• **Task prompt**
The number of lines below holding the string "meta" is the only answer wanted.

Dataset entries
======

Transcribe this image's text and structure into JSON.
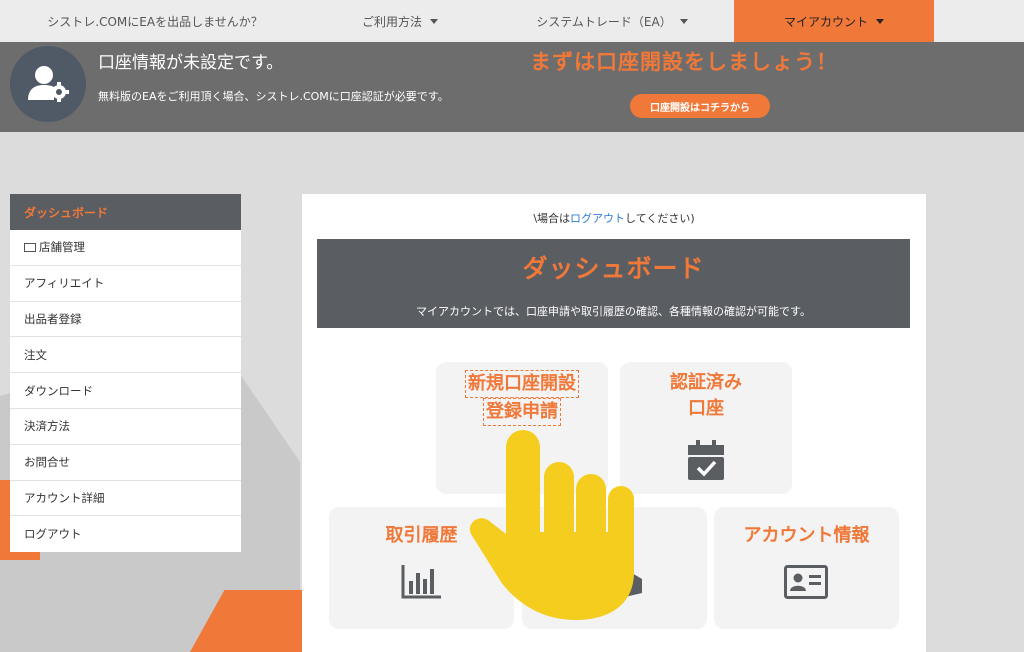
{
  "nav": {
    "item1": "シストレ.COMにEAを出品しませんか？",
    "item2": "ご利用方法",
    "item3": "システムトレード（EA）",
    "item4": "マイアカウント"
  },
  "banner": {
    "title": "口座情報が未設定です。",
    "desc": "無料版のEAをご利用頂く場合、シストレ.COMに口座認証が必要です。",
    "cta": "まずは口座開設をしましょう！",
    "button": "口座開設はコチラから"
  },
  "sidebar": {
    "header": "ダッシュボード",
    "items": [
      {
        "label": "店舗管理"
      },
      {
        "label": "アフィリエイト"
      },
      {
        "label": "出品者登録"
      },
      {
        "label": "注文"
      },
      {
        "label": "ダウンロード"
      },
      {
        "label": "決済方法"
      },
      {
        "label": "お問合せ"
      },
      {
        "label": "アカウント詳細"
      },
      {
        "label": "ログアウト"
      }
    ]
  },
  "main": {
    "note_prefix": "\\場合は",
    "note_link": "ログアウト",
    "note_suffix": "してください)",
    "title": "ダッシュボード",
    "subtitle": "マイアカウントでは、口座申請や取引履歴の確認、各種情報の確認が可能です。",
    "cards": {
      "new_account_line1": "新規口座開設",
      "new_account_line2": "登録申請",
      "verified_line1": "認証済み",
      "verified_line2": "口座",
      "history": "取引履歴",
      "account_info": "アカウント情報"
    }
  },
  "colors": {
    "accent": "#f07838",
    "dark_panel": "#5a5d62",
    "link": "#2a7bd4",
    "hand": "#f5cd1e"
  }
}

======

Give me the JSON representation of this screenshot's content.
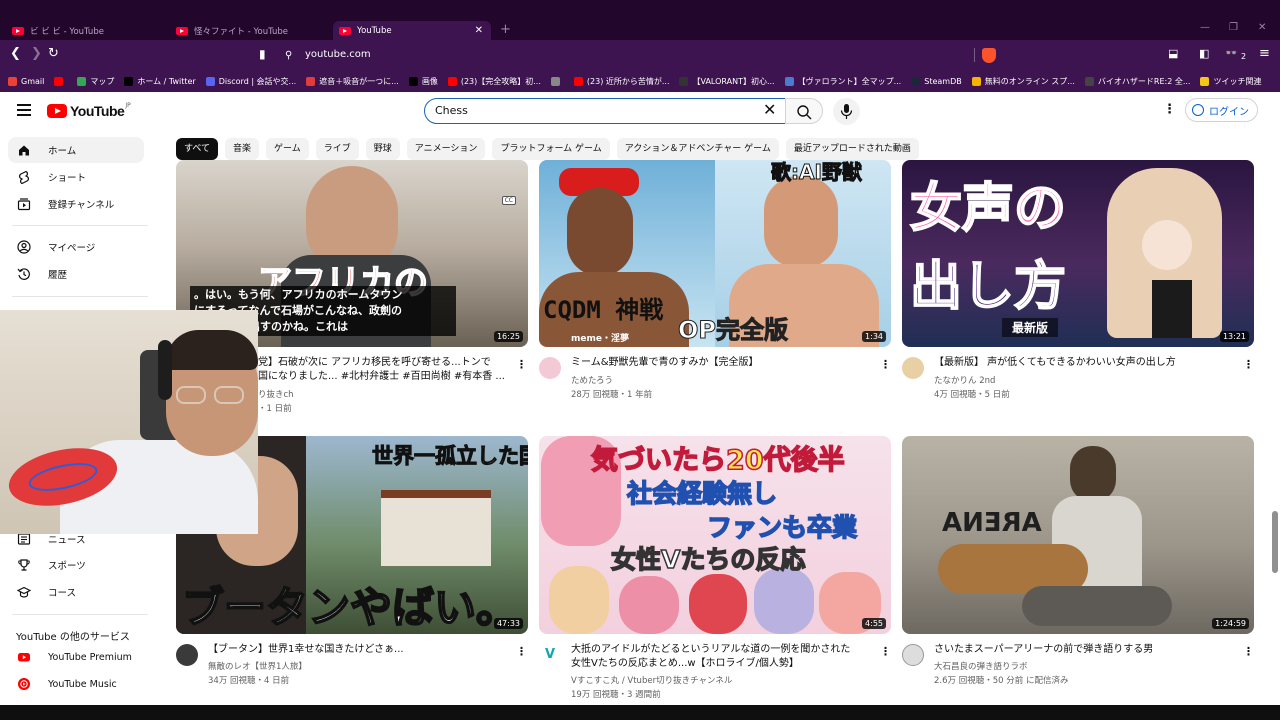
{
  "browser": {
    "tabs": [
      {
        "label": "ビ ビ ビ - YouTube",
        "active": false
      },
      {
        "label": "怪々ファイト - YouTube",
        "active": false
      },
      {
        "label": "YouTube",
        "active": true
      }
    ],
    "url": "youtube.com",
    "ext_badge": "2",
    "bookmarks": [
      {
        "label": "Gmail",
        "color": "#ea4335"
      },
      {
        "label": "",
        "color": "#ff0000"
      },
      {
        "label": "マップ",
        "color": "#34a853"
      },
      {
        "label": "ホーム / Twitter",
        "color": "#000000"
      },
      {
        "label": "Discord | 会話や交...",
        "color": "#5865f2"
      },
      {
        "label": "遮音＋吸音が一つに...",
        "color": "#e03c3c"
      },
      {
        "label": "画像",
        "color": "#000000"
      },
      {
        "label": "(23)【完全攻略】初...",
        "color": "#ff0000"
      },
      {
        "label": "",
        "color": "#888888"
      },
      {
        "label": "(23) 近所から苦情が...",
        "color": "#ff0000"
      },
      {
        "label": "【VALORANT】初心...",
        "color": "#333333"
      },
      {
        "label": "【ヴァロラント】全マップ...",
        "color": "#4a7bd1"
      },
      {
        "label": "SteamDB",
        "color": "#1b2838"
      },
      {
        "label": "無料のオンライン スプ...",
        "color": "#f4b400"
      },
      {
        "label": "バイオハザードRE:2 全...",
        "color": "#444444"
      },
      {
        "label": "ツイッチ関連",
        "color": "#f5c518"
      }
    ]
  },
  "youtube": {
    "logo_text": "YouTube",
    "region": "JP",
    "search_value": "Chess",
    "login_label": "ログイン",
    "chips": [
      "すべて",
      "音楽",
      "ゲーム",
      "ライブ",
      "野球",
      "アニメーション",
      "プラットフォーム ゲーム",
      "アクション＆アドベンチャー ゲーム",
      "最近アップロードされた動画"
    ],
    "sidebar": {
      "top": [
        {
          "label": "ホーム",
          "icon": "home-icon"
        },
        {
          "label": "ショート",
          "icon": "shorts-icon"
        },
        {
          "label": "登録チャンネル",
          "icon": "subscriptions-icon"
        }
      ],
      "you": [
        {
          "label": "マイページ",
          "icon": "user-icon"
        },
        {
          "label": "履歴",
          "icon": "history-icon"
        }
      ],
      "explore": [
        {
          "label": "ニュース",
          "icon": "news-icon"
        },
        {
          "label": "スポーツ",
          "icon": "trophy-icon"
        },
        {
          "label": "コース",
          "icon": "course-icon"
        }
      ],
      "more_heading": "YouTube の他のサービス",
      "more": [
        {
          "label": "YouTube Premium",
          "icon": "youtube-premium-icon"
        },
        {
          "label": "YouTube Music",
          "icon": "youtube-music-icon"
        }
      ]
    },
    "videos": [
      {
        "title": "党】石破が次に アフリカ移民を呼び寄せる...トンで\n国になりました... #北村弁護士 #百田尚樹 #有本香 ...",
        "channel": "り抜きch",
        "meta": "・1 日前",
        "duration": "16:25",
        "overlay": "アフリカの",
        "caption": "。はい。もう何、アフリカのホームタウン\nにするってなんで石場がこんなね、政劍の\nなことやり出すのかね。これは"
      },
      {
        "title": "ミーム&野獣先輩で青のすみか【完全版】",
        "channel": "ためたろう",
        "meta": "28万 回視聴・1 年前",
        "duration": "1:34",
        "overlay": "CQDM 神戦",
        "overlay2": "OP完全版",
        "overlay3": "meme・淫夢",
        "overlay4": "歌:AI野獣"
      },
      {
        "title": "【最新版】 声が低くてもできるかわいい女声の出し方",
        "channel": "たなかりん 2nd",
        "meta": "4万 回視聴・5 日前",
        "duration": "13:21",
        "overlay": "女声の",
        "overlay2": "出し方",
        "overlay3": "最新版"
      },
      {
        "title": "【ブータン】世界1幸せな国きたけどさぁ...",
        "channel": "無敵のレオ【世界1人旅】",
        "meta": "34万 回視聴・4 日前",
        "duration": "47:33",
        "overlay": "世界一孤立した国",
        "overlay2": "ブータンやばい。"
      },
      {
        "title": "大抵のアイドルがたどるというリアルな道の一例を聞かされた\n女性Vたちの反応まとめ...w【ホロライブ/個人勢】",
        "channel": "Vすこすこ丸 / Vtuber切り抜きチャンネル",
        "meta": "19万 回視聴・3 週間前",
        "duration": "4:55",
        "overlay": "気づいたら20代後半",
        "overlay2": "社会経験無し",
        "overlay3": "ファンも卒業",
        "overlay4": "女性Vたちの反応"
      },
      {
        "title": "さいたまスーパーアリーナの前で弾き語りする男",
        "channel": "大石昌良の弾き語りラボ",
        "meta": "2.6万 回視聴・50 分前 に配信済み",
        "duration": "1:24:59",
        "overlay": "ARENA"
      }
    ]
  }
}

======

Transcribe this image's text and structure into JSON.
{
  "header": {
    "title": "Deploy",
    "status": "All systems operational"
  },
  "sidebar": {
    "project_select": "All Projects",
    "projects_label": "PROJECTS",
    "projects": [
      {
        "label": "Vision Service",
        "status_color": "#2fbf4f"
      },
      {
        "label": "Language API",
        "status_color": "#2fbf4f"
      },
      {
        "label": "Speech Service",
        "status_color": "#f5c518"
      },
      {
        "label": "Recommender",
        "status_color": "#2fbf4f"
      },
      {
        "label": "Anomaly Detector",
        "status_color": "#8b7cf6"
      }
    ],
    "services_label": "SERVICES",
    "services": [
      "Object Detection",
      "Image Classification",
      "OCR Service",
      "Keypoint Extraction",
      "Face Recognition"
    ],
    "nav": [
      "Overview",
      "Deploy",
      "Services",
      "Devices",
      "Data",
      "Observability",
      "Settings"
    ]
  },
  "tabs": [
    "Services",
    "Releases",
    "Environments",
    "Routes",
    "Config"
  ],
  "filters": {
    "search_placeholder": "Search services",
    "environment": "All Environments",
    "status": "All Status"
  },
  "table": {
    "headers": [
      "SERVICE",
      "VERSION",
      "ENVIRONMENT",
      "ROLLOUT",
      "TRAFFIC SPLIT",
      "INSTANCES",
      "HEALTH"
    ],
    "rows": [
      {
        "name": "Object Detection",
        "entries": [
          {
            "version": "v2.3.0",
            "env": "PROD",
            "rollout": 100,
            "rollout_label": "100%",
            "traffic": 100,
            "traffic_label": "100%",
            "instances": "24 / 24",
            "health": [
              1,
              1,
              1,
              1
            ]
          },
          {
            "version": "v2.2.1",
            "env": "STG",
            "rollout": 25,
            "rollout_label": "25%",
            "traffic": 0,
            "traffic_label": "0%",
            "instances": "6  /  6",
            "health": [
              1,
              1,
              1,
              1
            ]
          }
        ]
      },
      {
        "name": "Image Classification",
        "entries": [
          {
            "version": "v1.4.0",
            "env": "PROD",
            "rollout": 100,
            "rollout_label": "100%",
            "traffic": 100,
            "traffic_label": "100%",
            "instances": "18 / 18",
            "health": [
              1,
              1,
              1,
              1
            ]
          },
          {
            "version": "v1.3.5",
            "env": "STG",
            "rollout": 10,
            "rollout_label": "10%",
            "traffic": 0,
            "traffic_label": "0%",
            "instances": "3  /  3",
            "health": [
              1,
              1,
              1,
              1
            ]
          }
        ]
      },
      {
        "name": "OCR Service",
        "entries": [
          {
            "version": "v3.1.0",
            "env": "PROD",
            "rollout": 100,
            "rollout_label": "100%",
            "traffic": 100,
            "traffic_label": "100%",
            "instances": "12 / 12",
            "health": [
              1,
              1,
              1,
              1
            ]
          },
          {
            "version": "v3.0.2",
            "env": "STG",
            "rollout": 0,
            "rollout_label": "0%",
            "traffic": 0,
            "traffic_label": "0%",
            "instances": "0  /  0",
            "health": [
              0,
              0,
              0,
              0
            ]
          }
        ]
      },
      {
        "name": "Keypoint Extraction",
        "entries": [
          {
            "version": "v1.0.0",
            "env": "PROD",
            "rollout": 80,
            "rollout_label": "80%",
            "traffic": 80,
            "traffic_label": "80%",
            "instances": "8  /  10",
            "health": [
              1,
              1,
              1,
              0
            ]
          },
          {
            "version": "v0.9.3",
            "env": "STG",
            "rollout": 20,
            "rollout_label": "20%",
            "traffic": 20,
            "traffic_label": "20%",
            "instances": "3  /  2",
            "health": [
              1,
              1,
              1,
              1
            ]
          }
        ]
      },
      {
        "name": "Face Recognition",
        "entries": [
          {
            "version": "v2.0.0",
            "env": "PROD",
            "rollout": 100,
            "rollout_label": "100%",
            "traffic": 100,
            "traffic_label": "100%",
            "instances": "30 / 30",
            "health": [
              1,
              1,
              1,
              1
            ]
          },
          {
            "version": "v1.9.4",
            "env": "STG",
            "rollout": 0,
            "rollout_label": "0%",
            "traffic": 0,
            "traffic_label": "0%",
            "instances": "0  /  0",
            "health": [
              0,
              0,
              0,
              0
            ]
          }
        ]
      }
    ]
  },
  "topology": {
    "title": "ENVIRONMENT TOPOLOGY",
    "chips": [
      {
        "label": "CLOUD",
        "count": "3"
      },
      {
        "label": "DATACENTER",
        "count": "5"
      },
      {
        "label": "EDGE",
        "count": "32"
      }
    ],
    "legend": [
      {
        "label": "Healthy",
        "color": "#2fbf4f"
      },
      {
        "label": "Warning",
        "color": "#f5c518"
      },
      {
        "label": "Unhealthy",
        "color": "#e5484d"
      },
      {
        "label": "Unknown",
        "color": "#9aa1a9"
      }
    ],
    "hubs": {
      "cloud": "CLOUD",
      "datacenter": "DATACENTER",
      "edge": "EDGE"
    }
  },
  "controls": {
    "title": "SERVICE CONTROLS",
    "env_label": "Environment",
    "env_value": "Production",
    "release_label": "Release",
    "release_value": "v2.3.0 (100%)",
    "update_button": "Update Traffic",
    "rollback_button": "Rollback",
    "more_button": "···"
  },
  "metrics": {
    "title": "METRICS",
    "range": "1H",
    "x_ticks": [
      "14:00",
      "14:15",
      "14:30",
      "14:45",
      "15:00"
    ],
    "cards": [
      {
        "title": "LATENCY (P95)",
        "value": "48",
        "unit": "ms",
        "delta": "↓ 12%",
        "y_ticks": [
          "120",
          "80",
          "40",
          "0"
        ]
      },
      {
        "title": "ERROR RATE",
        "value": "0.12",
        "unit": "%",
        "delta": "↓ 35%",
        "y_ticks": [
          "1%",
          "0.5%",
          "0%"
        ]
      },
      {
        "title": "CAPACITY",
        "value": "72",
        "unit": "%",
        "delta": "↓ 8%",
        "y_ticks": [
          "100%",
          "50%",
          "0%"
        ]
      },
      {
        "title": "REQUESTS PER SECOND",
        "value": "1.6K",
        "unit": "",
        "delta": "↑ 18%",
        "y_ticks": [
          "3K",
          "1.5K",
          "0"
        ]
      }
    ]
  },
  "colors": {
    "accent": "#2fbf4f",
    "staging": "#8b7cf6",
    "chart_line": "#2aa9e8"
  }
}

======

• **Written solution**
6